I mean, if you were doing this as a proper piece of science fiction, you wouldn't have the aliens inspire gods that we know from pop culture, you'd have them inspire figures in Proto-Indo-European paganism, and then have everything descend from that in accordance with currently accepted scholarship. There was a real world tree: and Yggdrasil and Ashvattha are but reflections of it. But in detaching the premise from the myths, you would loose the cool stories.

Given that approach was rejected (or rather, never considered), does that mean that every distinct polytheistic tradition will get its own set of aliens-masquerading-as-gods in the Marvel universe? Potentially, yes. How different do they have to be from each other to get a different set? Unsurprisingly, the answer to this is mostly related to how well-documented they are in accessible texts in English.

So, what does have to do with New Mutants #41? Well, as I say, the names check out. Presumably Claremont has done his research by reading Grinnell's ethnology, or something based on it. But here we come to the problem: it's not a case of whether it's right or not, but how authentic is it? There's some dispute as to whether "Heammawihio" is a traditional term - apparently "Maheo" was used prior to missionary contact. And it's not like Marvel is saying the gods are caused by belief (although it sometimes toys with this idea). So, like I say, it's probably a good thing that he doesn't wander on page, under whatever name, as this will be a white guy's take on what a real life Native American god would be like, and, quite apart from whether it would be cultural appropriation or otherwise objectionable, Claremont simply has nothing of interest to say on the subject.

Lucky escape, then.

† that "h2" is the second laryngeal, by the way, a consonant that has left no evidence in its daughter languages apart from subtle traces in vowels. This is not a topic which I never expected to be covering in an X-Men blog, but there you go, life is full of surprises.


  1. "I mean, if you were doing this as a proper piece of science fiction, you wouldn't have the aliens inspire gods that we know from pop culture, you'd have them inspire figures in Proto-Indo-European paganism, and then have everything descend from that in accordance with currently accepted scholarship. There was a real world tree: and Yggdrasil and Ashvattha are but reflections of it. "

    As you say, you can't do this since the Thor comics requires you to take Norse myth at face value. Simonson did an interesting thing in his Thor run when he introduced the Germanic ur-god Tiwaz and equated him with Odin's grandfather Buri.

    I'm pretty sure Simonson knows that Tiwaz devolved into the relatively anonymous Tyr by the time of the Vikings, but I guess this is as far as you can go in the MU acknowleding real religious history.

    1. That's interesting about Simonson's Tiwaz: I did not know that.

      I had a go recently at imagining what an in-universe Wikipedia entry for Thor would look like
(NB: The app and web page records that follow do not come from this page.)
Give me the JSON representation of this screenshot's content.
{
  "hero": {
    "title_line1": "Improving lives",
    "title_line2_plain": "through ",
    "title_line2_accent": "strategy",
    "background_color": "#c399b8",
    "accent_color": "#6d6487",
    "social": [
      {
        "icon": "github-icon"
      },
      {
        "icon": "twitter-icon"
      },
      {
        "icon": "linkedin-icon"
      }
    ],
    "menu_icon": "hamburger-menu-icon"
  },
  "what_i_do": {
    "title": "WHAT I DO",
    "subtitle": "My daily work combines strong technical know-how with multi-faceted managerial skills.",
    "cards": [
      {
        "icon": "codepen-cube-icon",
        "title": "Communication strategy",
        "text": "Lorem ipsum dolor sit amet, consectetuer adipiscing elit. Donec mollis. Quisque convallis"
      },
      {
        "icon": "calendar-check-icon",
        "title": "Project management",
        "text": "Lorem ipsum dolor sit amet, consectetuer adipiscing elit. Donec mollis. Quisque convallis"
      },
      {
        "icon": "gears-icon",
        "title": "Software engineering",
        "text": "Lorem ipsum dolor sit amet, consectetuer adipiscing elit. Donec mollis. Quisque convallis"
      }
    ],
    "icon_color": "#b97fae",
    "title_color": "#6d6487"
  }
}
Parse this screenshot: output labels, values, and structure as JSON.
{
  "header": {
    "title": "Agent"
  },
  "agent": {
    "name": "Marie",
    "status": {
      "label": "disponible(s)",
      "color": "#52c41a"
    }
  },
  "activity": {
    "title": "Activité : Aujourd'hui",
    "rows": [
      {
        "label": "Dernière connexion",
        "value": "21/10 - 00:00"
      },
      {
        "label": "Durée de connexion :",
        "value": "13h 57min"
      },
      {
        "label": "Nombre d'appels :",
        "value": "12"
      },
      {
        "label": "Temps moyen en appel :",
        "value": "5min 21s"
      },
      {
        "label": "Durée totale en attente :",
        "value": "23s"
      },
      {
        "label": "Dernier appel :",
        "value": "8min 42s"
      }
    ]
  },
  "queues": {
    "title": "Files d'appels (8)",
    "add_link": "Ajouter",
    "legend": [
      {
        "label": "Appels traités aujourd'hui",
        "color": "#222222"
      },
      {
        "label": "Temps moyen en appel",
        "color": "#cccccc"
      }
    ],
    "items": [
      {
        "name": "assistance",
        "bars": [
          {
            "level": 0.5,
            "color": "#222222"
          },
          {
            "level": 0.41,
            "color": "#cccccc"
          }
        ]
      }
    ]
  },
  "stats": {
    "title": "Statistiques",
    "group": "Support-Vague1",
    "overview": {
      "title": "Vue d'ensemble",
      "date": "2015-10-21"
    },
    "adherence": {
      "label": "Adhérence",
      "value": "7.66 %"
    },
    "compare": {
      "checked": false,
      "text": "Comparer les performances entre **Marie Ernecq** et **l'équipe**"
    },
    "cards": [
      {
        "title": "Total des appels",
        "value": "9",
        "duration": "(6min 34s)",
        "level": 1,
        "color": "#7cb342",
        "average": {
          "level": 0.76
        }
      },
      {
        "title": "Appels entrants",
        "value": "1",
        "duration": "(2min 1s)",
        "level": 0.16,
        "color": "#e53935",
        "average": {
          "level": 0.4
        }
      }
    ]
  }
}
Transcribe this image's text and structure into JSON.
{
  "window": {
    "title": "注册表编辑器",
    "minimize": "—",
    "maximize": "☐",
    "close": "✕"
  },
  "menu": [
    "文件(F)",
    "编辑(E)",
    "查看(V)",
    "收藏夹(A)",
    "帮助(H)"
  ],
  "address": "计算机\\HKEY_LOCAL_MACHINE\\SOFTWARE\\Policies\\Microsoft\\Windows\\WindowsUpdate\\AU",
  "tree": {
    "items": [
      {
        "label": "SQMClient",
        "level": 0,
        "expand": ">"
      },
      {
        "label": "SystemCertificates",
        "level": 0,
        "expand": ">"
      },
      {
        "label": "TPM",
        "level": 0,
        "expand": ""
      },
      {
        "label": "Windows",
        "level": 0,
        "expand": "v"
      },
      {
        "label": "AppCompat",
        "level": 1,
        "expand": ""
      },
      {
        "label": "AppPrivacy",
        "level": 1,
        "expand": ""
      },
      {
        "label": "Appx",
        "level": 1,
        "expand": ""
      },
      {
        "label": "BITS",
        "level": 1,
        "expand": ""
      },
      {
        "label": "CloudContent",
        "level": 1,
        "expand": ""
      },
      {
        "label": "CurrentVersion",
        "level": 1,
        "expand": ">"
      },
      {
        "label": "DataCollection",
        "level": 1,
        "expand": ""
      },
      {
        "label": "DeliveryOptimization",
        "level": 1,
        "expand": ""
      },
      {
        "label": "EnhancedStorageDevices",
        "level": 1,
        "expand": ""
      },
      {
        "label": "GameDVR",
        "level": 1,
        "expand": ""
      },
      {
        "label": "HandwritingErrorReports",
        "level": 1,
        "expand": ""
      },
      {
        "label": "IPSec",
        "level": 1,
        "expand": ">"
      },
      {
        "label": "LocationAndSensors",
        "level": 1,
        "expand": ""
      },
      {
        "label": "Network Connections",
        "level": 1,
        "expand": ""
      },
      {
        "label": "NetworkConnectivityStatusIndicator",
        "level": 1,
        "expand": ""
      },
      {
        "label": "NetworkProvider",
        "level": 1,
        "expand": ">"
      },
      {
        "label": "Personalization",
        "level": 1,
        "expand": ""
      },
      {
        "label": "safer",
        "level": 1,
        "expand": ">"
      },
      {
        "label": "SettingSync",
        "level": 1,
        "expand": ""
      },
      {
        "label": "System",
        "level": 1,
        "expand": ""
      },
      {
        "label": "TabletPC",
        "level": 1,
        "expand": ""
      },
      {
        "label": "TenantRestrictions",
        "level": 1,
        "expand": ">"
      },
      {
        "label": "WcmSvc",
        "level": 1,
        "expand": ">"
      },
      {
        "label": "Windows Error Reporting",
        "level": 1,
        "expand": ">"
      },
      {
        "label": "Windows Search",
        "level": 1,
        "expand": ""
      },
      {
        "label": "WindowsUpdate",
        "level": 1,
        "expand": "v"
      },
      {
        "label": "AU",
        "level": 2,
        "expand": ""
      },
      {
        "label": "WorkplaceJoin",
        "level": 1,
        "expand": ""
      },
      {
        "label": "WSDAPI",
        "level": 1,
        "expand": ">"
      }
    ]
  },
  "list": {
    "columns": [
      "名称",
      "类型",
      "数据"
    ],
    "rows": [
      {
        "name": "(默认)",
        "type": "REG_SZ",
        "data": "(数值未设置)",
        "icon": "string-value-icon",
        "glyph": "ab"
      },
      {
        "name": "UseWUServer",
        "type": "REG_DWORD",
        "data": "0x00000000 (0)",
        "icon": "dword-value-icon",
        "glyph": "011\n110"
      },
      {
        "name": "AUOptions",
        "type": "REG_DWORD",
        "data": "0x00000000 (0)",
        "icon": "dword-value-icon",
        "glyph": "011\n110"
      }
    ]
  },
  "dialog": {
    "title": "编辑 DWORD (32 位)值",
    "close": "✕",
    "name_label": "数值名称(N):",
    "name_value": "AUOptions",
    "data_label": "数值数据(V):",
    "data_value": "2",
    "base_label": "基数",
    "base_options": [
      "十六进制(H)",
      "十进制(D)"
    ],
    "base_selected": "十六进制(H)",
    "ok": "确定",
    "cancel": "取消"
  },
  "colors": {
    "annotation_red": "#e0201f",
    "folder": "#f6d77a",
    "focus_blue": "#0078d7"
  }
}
      I had to avoid putting in any comparatitve religion stuff specifically because the moment you take that into account he's either a liar, or more charitably, was caused by belief.

  2. Haha, that's great :). But seriously, if you haven't read the Walt Simonson Thor, I advise you to. It's as good as Marvel comics get, IMHO.